I dislike pepperoni.  It is an unhealthy marriage of leftover pork, beef scraps, chili pepper, and low quality paprika. Depending on the food dyes added to this depressing slurry, pepperoni can be dark, bright or, even, fluorescent red. Aged like a bad wine, these dried salami-rejects have textures that range from that of limp cardboard to old shoe leather.  You can be sure that pepperoni will never foul the surface of my pizza . . . but I must give these meat scraps my unwavering support now that they, too, have been decimated by the coronavirus.  Pepperoni is a critical resource in these trying times.

After all, pePPEroni and PPE just seem to go together.

America is facing a pepperoni shortage.  Why?  Because it is a low margin product that is (comparatively) labor intensive to produce.  With new social distancing requirements, historically poor working conditions and insultingly low wages, the meat industry is facing greater labor shortages than usual.  The result?  A cutback in pepperoni production. Apparently, there is more money to be made producing edible meat products instead.

Who knew?

When one considers that quarantined/semi-quarantined citizens are ordering more takeout meals than ever, with pizza being one of their most popular choices, is it surprising that pepperoni prices are skyrocketing?  No, it’s the logical consequence of low supply and high demand.  Nor should it be surprising, therefore, that I just sold my gold interests and put the money into PEPPI, a pepperoni ETF.  (MarketWatch:  “Though scorched during the March-April 2020 market drop, returns of this ETF have been much more appetizing lately.”)

To some of you, I may appear to be a heartless opportunist, taking advantage of Covid-19 afflicted, pepperoni aficionados. The truth is more complex. I am doing this to make money in case a truly delicious and indispensable pizza topping becomes scarce and costly.  Anchovies.

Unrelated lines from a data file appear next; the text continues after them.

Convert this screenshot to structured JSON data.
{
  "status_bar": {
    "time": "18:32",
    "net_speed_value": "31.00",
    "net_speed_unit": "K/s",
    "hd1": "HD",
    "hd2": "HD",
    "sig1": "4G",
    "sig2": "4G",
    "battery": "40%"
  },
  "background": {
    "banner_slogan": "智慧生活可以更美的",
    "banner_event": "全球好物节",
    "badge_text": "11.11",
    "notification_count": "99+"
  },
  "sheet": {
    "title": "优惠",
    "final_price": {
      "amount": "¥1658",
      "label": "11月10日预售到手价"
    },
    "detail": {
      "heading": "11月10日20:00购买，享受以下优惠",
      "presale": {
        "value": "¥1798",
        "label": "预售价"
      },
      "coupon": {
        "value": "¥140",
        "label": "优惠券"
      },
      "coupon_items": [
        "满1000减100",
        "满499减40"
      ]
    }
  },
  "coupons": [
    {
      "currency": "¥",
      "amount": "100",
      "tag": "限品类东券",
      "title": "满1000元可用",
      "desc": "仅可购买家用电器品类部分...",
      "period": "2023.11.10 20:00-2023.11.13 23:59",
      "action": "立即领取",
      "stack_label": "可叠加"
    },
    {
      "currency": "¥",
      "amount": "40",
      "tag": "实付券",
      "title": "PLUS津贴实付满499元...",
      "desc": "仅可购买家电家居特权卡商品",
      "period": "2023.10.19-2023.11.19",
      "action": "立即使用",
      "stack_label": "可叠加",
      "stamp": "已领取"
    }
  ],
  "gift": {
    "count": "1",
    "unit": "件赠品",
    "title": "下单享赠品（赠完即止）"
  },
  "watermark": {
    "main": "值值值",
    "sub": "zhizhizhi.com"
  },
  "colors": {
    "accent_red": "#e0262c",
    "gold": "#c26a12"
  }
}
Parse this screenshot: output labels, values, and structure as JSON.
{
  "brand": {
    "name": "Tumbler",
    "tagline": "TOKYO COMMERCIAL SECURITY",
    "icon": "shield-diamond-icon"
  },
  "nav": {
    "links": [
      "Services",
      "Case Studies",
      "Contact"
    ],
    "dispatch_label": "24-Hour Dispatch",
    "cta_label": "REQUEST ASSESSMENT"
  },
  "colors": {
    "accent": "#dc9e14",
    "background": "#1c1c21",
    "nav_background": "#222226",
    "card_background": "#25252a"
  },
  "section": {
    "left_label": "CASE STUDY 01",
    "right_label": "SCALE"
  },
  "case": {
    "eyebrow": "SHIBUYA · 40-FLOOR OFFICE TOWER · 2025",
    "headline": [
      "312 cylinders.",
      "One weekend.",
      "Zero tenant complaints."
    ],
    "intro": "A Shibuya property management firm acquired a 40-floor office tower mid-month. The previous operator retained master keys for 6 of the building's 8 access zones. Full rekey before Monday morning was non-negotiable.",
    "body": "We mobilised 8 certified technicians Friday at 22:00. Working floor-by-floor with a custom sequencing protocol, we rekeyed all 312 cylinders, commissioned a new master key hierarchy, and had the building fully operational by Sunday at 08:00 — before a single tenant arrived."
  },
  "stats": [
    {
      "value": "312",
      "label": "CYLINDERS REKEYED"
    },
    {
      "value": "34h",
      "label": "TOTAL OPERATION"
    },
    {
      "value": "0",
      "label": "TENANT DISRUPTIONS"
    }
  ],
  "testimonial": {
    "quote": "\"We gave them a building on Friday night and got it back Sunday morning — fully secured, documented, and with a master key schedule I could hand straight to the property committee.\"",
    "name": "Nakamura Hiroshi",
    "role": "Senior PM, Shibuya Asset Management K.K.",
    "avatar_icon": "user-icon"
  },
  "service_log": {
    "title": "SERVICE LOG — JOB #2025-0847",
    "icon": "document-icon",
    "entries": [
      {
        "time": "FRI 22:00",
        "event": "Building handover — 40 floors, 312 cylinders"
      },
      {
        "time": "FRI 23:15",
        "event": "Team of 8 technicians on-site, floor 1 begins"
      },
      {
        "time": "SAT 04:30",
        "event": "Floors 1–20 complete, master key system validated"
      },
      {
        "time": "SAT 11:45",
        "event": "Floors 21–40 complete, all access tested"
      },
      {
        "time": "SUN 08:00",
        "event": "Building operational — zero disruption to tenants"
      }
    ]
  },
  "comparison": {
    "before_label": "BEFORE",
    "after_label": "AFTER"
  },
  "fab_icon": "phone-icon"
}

I’m sure we can all agree that no pizza is complete without anchovies.


Peter Dragone - Co-founder of Keurig.